Awesome was a word we use to describe things that cause feelings of fear and wonder. However, it has become a word we use to give feedback to the Starbucks person at the drive through window when they hand us our chai latte.  I am not feeling fear or wonder at this experience; it happens way too often for me to feel either.  I now feel the same way about “HR Transformation”.

Google HR Transformation. You will find 1,630,000 results and it takes Google .56 seconds to find them. How can it be that something “awesome” has over 1.6 million results?  It could be because it truly is awesome.  After all, when you google moon landing you get 6.3 million results in .31 seconds.  Landing on the moon truly meets the definition of “awesome.”
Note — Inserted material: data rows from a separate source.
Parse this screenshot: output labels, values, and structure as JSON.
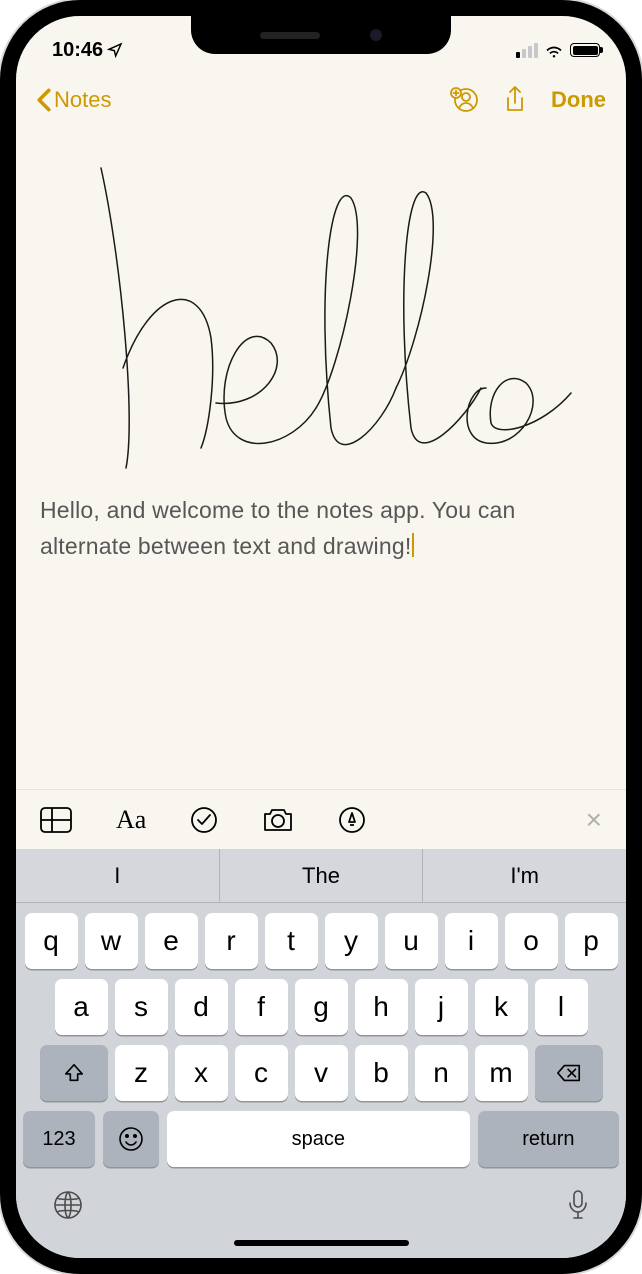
{
  "status": {
    "time": "10:46",
    "wifi": true,
    "battery_pct": 95
  },
  "nav": {
    "back_label": "Notes",
    "done_label": "Done"
  },
  "note": {
    "handwriting_text": "hello",
    "body": "Hello, and welcome to the notes app. You can alternate between text and drawing!"
  },
  "toolbar": {
    "close_label": "×"
  },
  "suggestions": [
    "I",
    "The",
    "I'm"
  ],
  "keyboard": {
    "row1": [
      "q",
      "w",
      "e",
      "r",
      "t",
      "y",
      "u",
      "i",
      "o",
      "p"
    ],
    "row2": [
      "a",
      "s",
      "d",
      "f",
      "g",
      "h",
      "j",
      "k",
      "l"
    ],
    "row3": [
      "z",
      "x",
      "c",
      "v",
      "b",
      "n",
      "m"
    ],
    "num_key": "123",
    "space_key": "space",
    "return_key": "return"
  },
  "colors": {
    "accent": "#cc9a00"
  }
}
However, having experienced several unending HR transformations over the last 20 years, I promise you they have been anything but awesome. Dave Ulrich is often credited with beginning the movement with his work in the mid 1990’s including authoring Human Resource Champions and Tomorrows HR Management.

I too was in line to get copies of these and many of Ulrich’s later publications. Who doesn’t agree with Paul (Amazon.com) “offers excellent perspectives built upon years of experience and hard empirical research, which is a nice change of pace since a lot of the management literature is littered with flavor of the week theories and half-baked ideas without any substantial peer-reviewed research backing it up.”  Finally, an expert who is willing and capable of investing time and energy into our function!
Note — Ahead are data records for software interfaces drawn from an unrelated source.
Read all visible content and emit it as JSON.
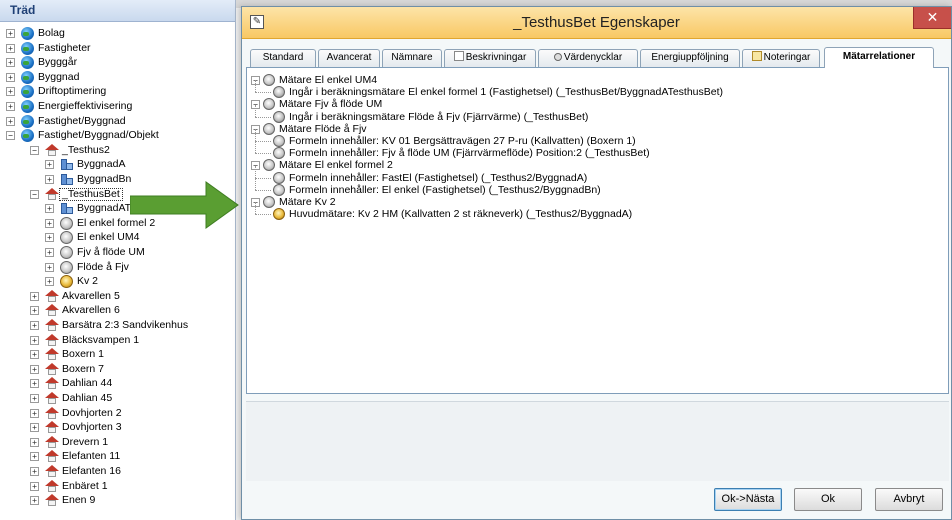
{
  "tree": {
    "header": "Träd",
    "items": [
      {
        "label": "Bolag",
        "level": 0,
        "icon": "globe-icon",
        "exp": "+"
      },
      {
        "label": "Fastigheter",
        "level": 0,
        "icon": "globe-icon",
        "exp": "+"
      },
      {
        "label": "Bygggår",
        "level": 0,
        "icon": "globe-icon",
        "exp": "+"
      },
      {
        "label": "Byggnad",
        "level": 0,
        "icon": "globe-icon",
        "exp": "+"
      },
      {
        "label": "Driftoptimering",
        "level": 0,
        "icon": "globe-icon",
        "exp": "+"
      },
      {
        "label": "Energieffektivisering",
        "level": 0,
        "icon": "globe-icon",
        "exp": "+"
      },
      {
        "label": "Fastighet/Byggnad",
        "level": 0,
        "icon": "globe-icon",
        "exp": "+"
      },
      {
        "label": "Fastighet/Byggnad/Objekt",
        "level": 0,
        "icon": "globe-icon",
        "exp": "−"
      },
      {
        "label": "_Testhus2",
        "level": 1,
        "icon": "house-icon",
        "exp": "−"
      },
      {
        "label": "ByggnadA",
        "level": 2,
        "icon": "building-icon",
        "exp": "+"
      },
      {
        "label": "ByggnadBn",
        "level": 2,
        "icon": "building-icon",
        "exp": "+"
      },
      {
        "label": "_TesthusBet",
        "level": 1,
        "icon": "house-icon",
        "exp": "−",
        "selected": true
      },
      {
        "label": "ByggnadATesthusBet",
        "level": 2,
        "icon": "building-icon",
        "exp": "+"
      },
      {
        "label": "El enkel formel 2",
        "level": 2,
        "icon": "meter-icon",
        "exp": "+"
      },
      {
        "label": "El enkel UM4",
        "level": 2,
        "icon": "meter-icon",
        "exp": "+"
      },
      {
        "label": "Fjv å flöde UM",
        "level": 2,
        "icon": "meter-icon",
        "exp": "+"
      },
      {
        "label": "Flöde å Fjv",
        "level": 2,
        "icon": "meter-icon",
        "exp": "+"
      },
      {
        "label": "Kv 2",
        "level": 2,
        "icon": "meter-gold-icon",
        "exp": "+"
      },
      {
        "label": "Akvarellen 5",
        "level": 1,
        "icon": "house-icon",
        "exp": "+"
      },
      {
        "label": "Akvarellen 6",
        "level": 1,
        "icon": "house-icon",
        "exp": "+"
      },
      {
        "label": "Barsätra 2:3 Sandvikenhus",
        "level": 1,
        "icon": "house-icon",
        "exp": "+"
      },
      {
        "label": "Bläcksvampen 1",
        "level": 1,
        "icon": "house-icon",
        "exp": "+"
      },
      {
        "label": "Boxern 1",
        "level": 1,
        "icon": "house-icon",
        "exp": "+"
      },
      {
        "label": "Boxern 7",
        "level": 1,
        "icon": "house-icon",
        "exp": "+"
      },
      {
        "label": "Dahlian 44",
        "level": 1,
        "icon": "house-icon",
        "exp": "+"
      },
      {
        "label": "Dahlian 45",
        "level": 1,
        "icon": "house-icon",
        "exp": "+"
      },
      {
        "label": "Dovhjorten 2",
        "level": 1,
        "icon": "house-icon",
        "exp": "+"
      },
      {
        "label": "Dovhjorten 3",
        "level": 1,
        "icon": "house-icon",
        "exp": "+"
      },
      {
        "label": "Drevern 1",
        "level": 1,
        "icon": "house-icon",
        "exp": "+"
      },
      {
        "label": "Elefanten 11",
        "level": 1,
        "icon": "house-icon",
        "exp": "+"
      },
      {
        "label": "Elefanten 16",
        "level": 1,
        "icon": "house-icon",
        "exp": "+"
      },
      {
        "label": "Enbäret 1",
        "level": 1,
        "icon": "house-icon",
        "exp": "+"
      },
      {
        "label": "Enen 9",
        "level": 1,
        "icon": "house-icon",
        "exp": "+"
      }
    ]
  },
  "dialog": {
    "title": "_TesthusBet Egenskaper",
    "close": "✕",
    "tabs": [
      {
        "label": "Standard"
      },
      {
        "label": "Avancerat"
      },
      {
        "label": "Nämnare"
      },
      {
        "label": "Beskrivningar"
      },
      {
        "label": "Värdenycklar"
      },
      {
        "label": "Energiuppföljning"
      },
      {
        "label": "Noteringar"
      },
      {
        "label": "Mätarrelationer",
        "active": true
      }
    ],
    "relations": [
      {
        "label": "Mätare El enkel UM4",
        "level": 0,
        "icon": "meter-icon"
      },
      {
        "label": "Ingår i beräkningsmätare El enkel formel 1 (Fastighetsel) (_TesthusBet/ByggnadATesthusBet)",
        "level": 1,
        "icon": "formula-meter-icon"
      },
      {
        "label": "Mätare Fjv å flöde UM",
        "level": 0,
        "icon": "meter-icon"
      },
      {
        "label": "Ingår i beräkningsmätare Flöde å Fjv (Fjärrvärme) (_TesthusBet)",
        "level": 1,
        "icon": "formula-meter-icon"
      },
      {
        "label": "Mätare Flöde å Fjv",
        "level": 0,
        "icon": "meter-icon"
      },
      {
        "label": "Formeln innehåller: KV 01 Bergsättravägen 27 P-ru (Kallvatten) (Boxern 1)",
        "level": 1,
        "icon": "meter-icon"
      },
      {
        "label": "Formeln innehåller: Fjv å flöde UM (Fjärrvärmeflöde) Position:2 (_TesthusBet)",
        "level": 1,
        "icon": "meter-icon"
      },
      {
        "label": "Mätare El enkel formel 2",
        "level": 0,
        "icon": "meter-icon"
      },
      {
        "label": "Formeln innehåller: FastEl (Fastighetsel) (_Testhus2/ByggnadA)",
        "level": 1,
        "icon": "meter-icon"
      },
      {
        "label": "Formeln innehåller: El enkel (Fastighetsel) (_Testhus2/ByggnadBn)",
        "level": 1,
        "icon": "meter-icon"
      },
      {
        "label": "Mätare Kv 2",
        "level": 0,
        "icon": "meter-icon"
      },
      {
        "label": "Huvudmätare: Kv 2 HM  (Kallvatten 2 st räkneverk) (_Testhus2/ByggnadA)",
        "level": 1,
        "icon": "meter-gold-icon"
      }
    ],
    "buttons": {
      "ok_next": "Ok->Nästa",
      "ok": "Ok",
      "cancel": "Avbryt"
    }
  },
  "colors": {
    "arrow": "#5a9e32",
    "titlebar": "#f8c864",
    "close": "#c7504a"
  }
}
Many other authors and practitioners followed suit and soon HR Transformation was a thriving industry and every HR function worthy of being called an HR function was in HR Transformation. We are two decades later and the same HR functions are still in transformation.  Awesome.
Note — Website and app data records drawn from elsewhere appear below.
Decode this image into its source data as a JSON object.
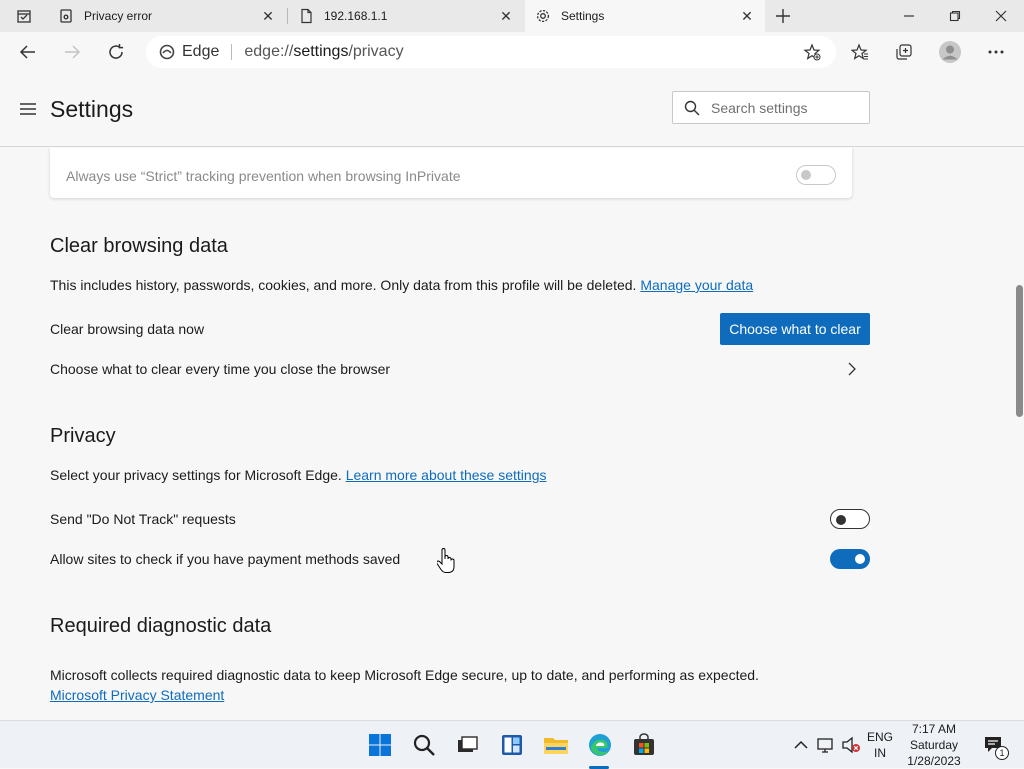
{
  "tabs": [
    {
      "label": "Privacy error",
      "icon": "privacy-error-icon",
      "active": false
    },
    {
      "label": "192.168.1.1",
      "icon": "page-icon",
      "active": false
    },
    {
      "label": "Settings",
      "icon": "gear-icon",
      "active": true
    }
  ],
  "toolbar": {
    "address_brand": "Edge",
    "address_prefix": "edge://",
    "address_host": "settings",
    "address_path": "/privacy"
  },
  "header": {
    "title": "Settings",
    "search_placeholder": "Search settings"
  },
  "tracking": {
    "strict_inprivate_label": "Always use “Strict” tracking prevention when browsing InPrivate",
    "strict_inprivate_enabled": false
  },
  "clear_browsing": {
    "title": "Clear browsing data",
    "description": "This includes history, passwords, cookies, and more. Only data from this profile will be deleted.",
    "manage_link": "Manage your data",
    "now_label": "Clear browsing data now",
    "choose_button": "Choose what to clear",
    "on_close_label": "Choose what to clear every time you close the browser"
  },
  "privacy": {
    "title": "Privacy",
    "description": "Select your privacy settings for Microsoft Edge.",
    "learn_more_link": "Learn more about these settings",
    "dnt_label": "Send \"Do Not Track\" requests",
    "dnt_enabled": false,
    "payment_label": "Allow sites to check if you have payment methods saved",
    "payment_enabled": true
  },
  "diagnostic": {
    "title": "Required diagnostic data",
    "description": "Microsoft collects required diagnostic data to keep Microsoft Edge secure, up to date, and performing as expected.",
    "privacy_statement_link": "Microsoft Privacy Statement"
  },
  "taskbar": {
    "language_line1": "ENG",
    "language_line2": "IN",
    "time": "7:17 AM",
    "day": "Saturday",
    "date": "1/28/2023",
    "notification_count": "1"
  },
  "colors": {
    "accent": "#0f6cbd",
    "background": "#f7f7f7"
  }
}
This begs the question many HR leaders should be asking – When will we be transformed? Here are three responses that come to mind.

  • What gets measured gets done. Many transformation plans (not just HR) do not include definitive outcomes and measures. You cannot claim to be done transforming if you do not know where the finish line is.
  • One size does not fit all. HR is no different from any other function and must align to and drive the business strategy. We must follow the same organizational design steps any other function would follow to deliver the results necessary for the business to succeed.
  • Physician heal thyself.  HR will often not invest in itself as a function. We will give our right arms to help our clients but do what we need to be successful?
    • We do that in the evenings and on the weekends which by default means it is not part of how we do our work on a daily basis.
    • We also usually assign the task to our high potentials who more often than not are not organization design or change management experts thus setting them and (our HR Transformation) up to fail.

IF HR is to truly serve the organization, the transformation needs to be something akin to the evolution of Accounting to Finance which went from necessary transaction to value creation. It starts with the business strategy – where is the business trying to go?  From there, create an HR function that enables the creation of measurable value.  Effective leaders will start with a blank slate and jettison the idea that we must end up with a population of HR Business Partners, Centers of Expertise, HR Ops, etc.

Once the structures and measures are in place, HR leaders will invest heavily in building the team. This is both critical in terms of who we select for the team as well as how we work together toward common goals. Let’s invest so that we can be high performing and effective and therefore can provide value to our clients.

I have dedicated 20+ years to making a difference in my HR career. I have another 20+ to go.  I truly believe that there is no other function that has the capacity to create exponential returns to the business as HR.  Now let’s build the sustainable capability to do so as well.

I am very interested to hear your thoughts. Why is it HR can’t seem to cross the HR Transformation finish line?